Tapestry is subject to damage by that enemy of all woollen fabrics: the moth. In addition, its very size and weight lead to deterioration over the years, and the action of sun, damp air and heat and smoke from fires tends to perish the ageing fabric. Repair is feasible, but is apt to be expensive as there is a declining number of experts to whom such work can be entrusted.
Almost all tapestries left the loom complete with a border, varying in pattern from factory to factory and over the years, after the manner of a picture frame. In the course of time, these borders have often been mutilated or replaced, and it should be borne in mind by the collector that the presence or absence of the original border greatly affects the value of a panel.
Needlework: Domestic Needlework, by S. G. Seligman and T. Hughes illustrates and describes specimens ranging from caps and gloves to cushions and pictures.

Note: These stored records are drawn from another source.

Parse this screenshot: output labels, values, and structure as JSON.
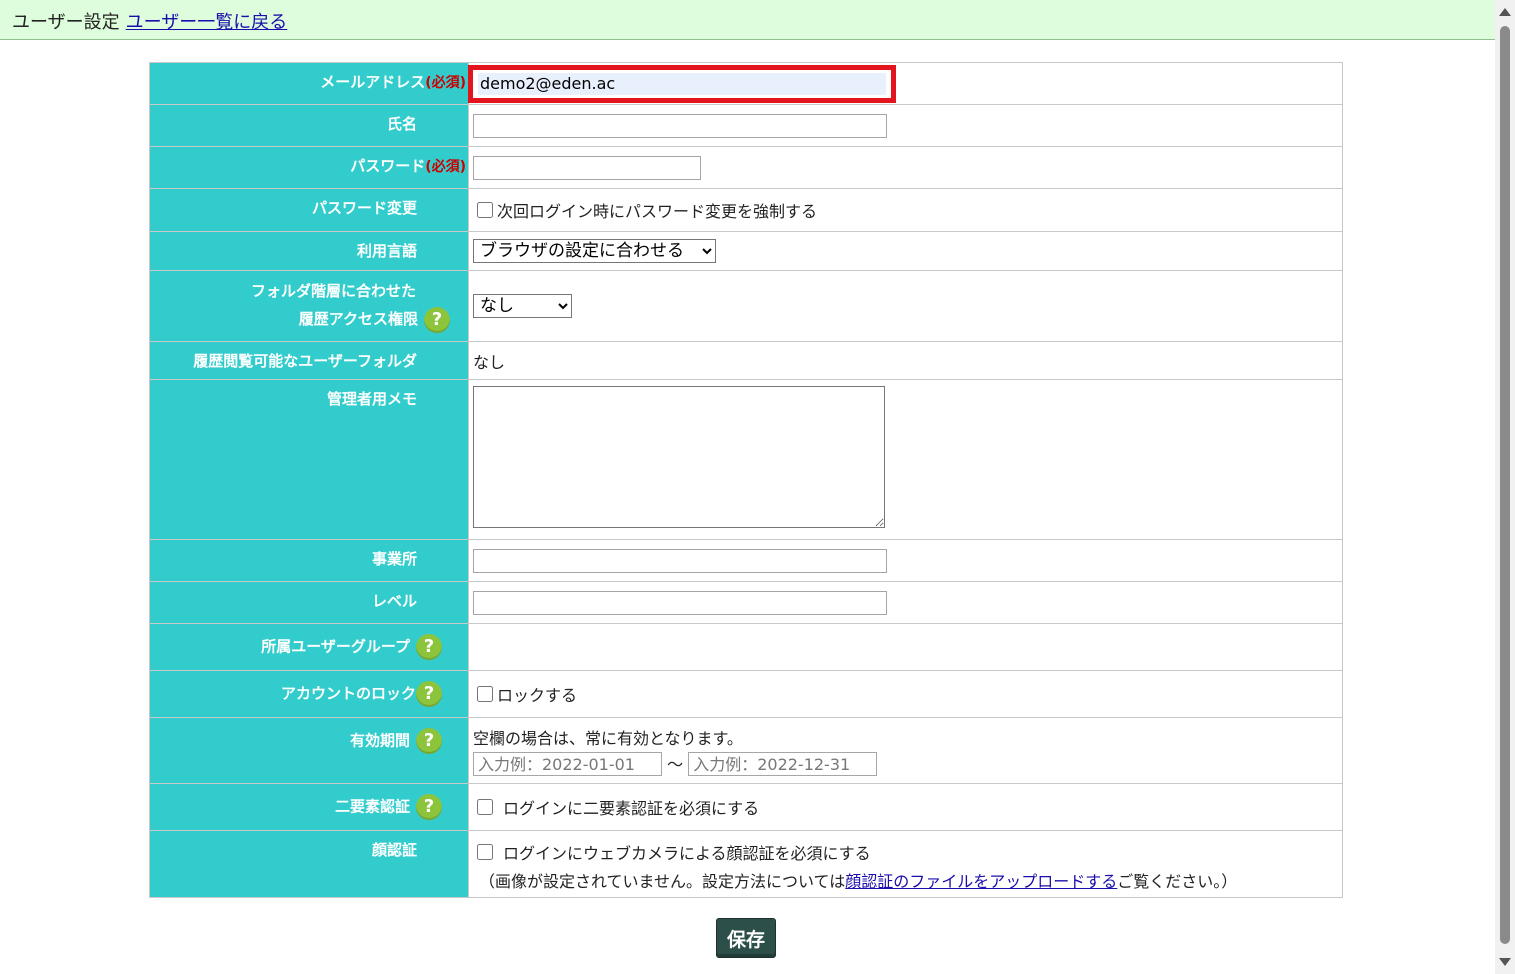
{
  "header": {
    "title": "ユーザー設定",
    "back_link": "ユーザー一覧に戻る"
  },
  "form": {
    "email": {
      "label": "メールアドレス",
      "required": "(必須)",
      "value": "demo2@eden.ac"
    },
    "name": {
      "label": "氏名",
      "value": ""
    },
    "password": {
      "label": "パスワード",
      "required": "(必須)",
      "value": ""
    },
    "password_change": {
      "label": "パスワード変更",
      "checkbox_label": "次回ログイン時にパスワード変更を強制する"
    },
    "language": {
      "label": "利用言語",
      "selected": "ブラウザの設定に合わせる"
    },
    "folder_access": {
      "label_line1": "フォルダ階層に合わせた",
      "label_line2": "履歴アクセス権限",
      "selected": "なし"
    },
    "history_folder": {
      "label": "履歴閲覧可能なユーザーフォルダ",
      "value": "なし"
    },
    "admin_memo": {
      "label": "管理者用メモ",
      "value": ""
    },
    "office": {
      "label": "事業所",
      "value": ""
    },
    "level": {
      "label": "レベル",
      "value": ""
    },
    "user_group": {
      "label": "所属ユーザーグループ"
    },
    "account_lock": {
      "label": "アカウントのロック",
      "checkbox_label": "ロックする"
    },
    "validity": {
      "label": "有効期間",
      "note": "空欄の場合は、常に有効となります。",
      "start_placeholder": "入力例：2022-01-01",
      "separator": "～",
      "end_placeholder": "入力例：2022-12-31"
    },
    "two_factor": {
      "label": "二要素認証",
      "checkbox_label": "ログインに二要素認証を必須にする"
    },
    "face_auth": {
      "label": "顔認証",
      "checkbox_label": "ログインにウェブカメラによる顔認証を必須にする",
      "note_prefix": "（画像が設定されていません。設定方法については",
      "note_link": "顔認証のファイルをアップロードする",
      "note_suffix": "ご覧ください。）"
    },
    "help_symbol": "?"
  },
  "actions": {
    "save_label": "保存"
  },
  "colors": {
    "label_bg": "#33cccc",
    "header_bg": "#ddfddd",
    "highlight": "#e4141e",
    "help": "#8cc43c",
    "save_bg": "#2d4f4a"
  },
  "icons": {
    "help": "help-icon"
  }
}
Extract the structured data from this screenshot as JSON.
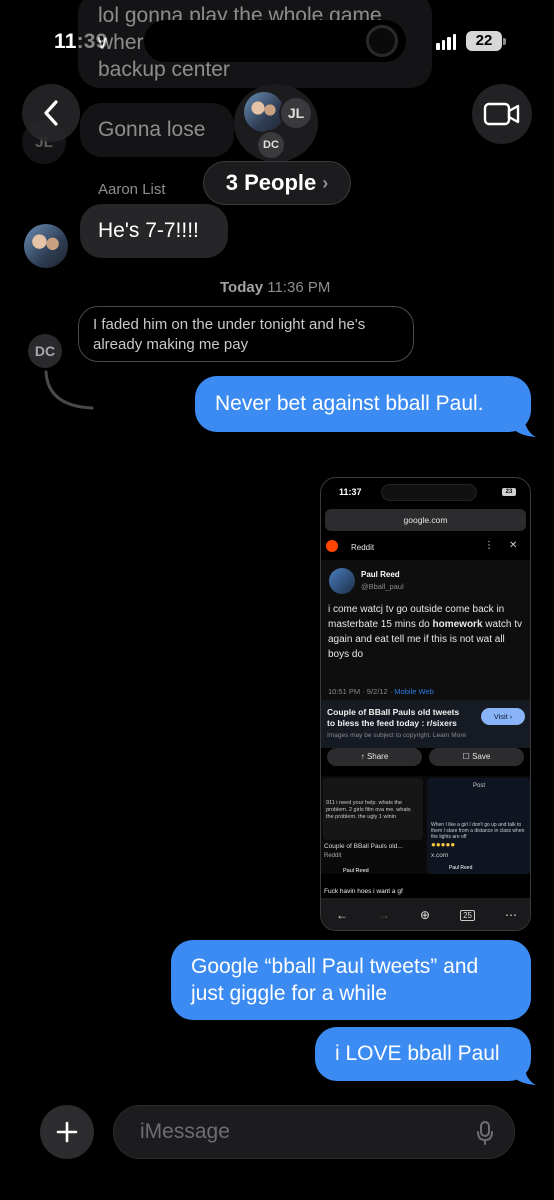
{
  "status": {
    "time": "11:39",
    "battery": "22"
  },
  "header": {
    "back_icon": "chevron-left-icon",
    "video_icon": "video-camera-icon",
    "people_label": "3 People",
    "avatar_initials": [
      "JL",
      "DC"
    ]
  },
  "messages": {
    "m1_text_line1": "lol gonna play the whole game",
    "m1_text_line2": "wher",
    "m1_text_line3": "backup center",
    "m2_text": "Gonna lose",
    "m2_avatar": "JL",
    "sender_aaron": "Aaron List",
    "m3_text": "He's 7-7!!!!",
    "timestamp_day": "Today",
    "timestamp_time": "11:36 PM",
    "m4_text": "I faded him on the under tonight and he's already making me pay",
    "m4_avatar": "DC",
    "m5_text": "Never bet against bball Paul.",
    "m6_text": "Google “bball Paul tweets” and just giggle for a while",
    "m7_text": "i LOVE bball Paul"
  },
  "screenshot": {
    "time": "11:37",
    "battery": "23",
    "url": "google.com",
    "source": "Reddit",
    "tweet_name": "Paul Reed",
    "tweet_handle": "@Bball_paul",
    "tweet_text_a": "i come watcj tv go outside come back in masterbate 15 mins do ",
    "tweet_text_b": "homework",
    "tweet_text_c": " watch tv again and eat tell me if this is not wat all boys do",
    "tweet_meta": "10:51 PM · 9/2/12 · ",
    "tweet_meta_link": "Mobile Web",
    "result_title": "Couple of BBall Pauls old tweets to bless the feed today : r/sixers",
    "result_note": "Images may be subject to copyright. Learn More",
    "visit_label": "Visit ›",
    "share_label": "Share",
    "save_label": "Save",
    "mini1_text": "911 i need your help. whats the problem. 2 girls fitin ova me. whats the problem. the ugly 1 winin",
    "mini1_caption": "Couple of BBall Pauls old...",
    "mini1_source": "Reddit",
    "mini1_name": "Paul Reed",
    "mini1_tweet2": "Fuck havin hoes i want a gf",
    "mini2_header": "Post",
    "mini2_text": "When I like a girl I don't go up and talk to them I stare from a distance in class when the lights are off",
    "mini2_source": "x.com",
    "mini2_name": "Paul Reed",
    "tabs_count": "25"
  },
  "composer": {
    "placeholder": "iMessage",
    "plus_icon": "plus-icon",
    "mic_icon": "microphone-icon"
  }
}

Catalogue of English Domestic Embroidery, by J. L. Nevinson (1950),* issued by the Victoria and Albert Museum, London.
Lace: The Romance of Lace, by M. E. Jones (1951) deals with the history of the subject from the Middle Ages to the nineteenth century.
Tapestry: A History of Tapestry, by W. G. Thomson (1930), French Tapestry, by Andre Lejard (1946), and English Tapestries of the 18th Century, by H. C. Marillier (1930).